This article is part of our The Z Files series.
One of the first things I do when the season ends is run park factors. Part of it is practical, as they're needed for 2019 projections, but they're also fun to look at. Other than checking out the parks at the extremes, several venues piqued my curiosity. Front and center is Chase Field and the effect of the humidor. Another is SunTrust Park, as we now have a second season of data. Similarly, this is the second year Minute Maid Park played without Tal's Hill. Finally, one of the under-the-radar changes was Angel Stadium lowering the home run line in right field from 18 down to eight feet.
Before reviewing the 2018 factors, keep in mind applied park factors are three-year averages to flesh out the residual variance. The algorithm is designed to minimize the influence of the team by comparing hitting and pitching results home and away. That is, a hitter-friendly park isn't a result of a strong offense or weak staff, while a pitcher-friendly venue isn't due to a solid rotation or punchless lineup. Further, a venue favorable for homers isn't necessarily advantageous for runs, while a power-suppressing venue can be a boon for runs if it means more balls finding outfield grass. For a more comprehensive description of park factors, check out a piece I wrote in April 2017, The Necessary Evil of Park Factors.

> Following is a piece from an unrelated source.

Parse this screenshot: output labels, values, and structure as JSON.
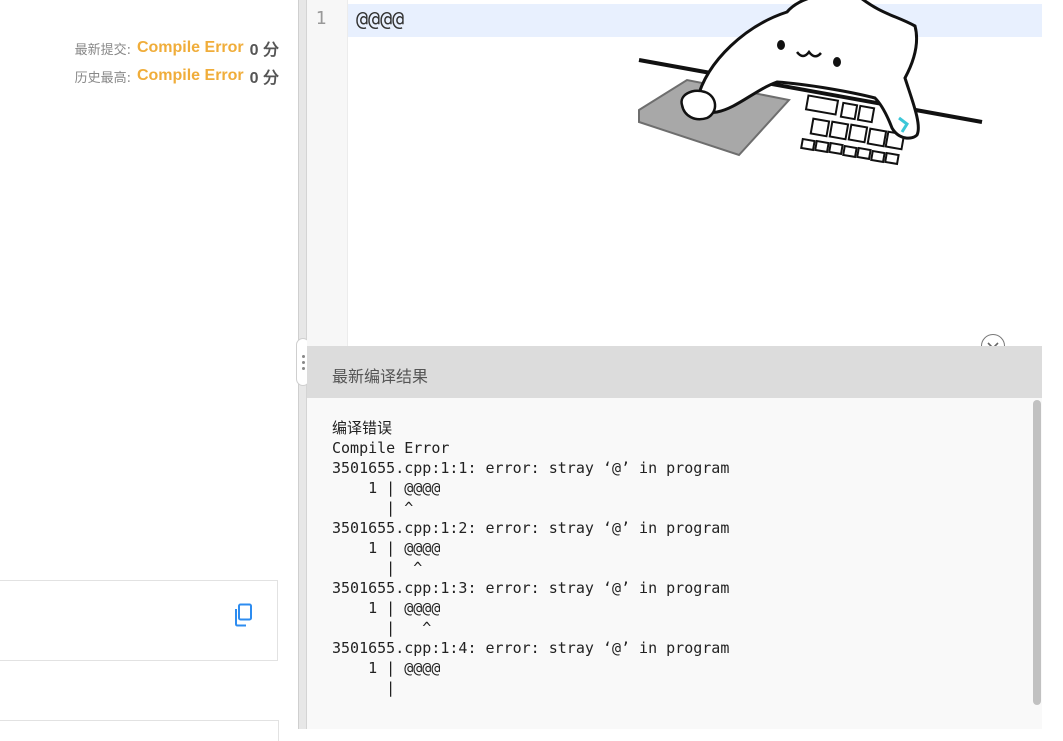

Another important thing to understand is that park factors do not apply to all players in a linear fashion. Plus, when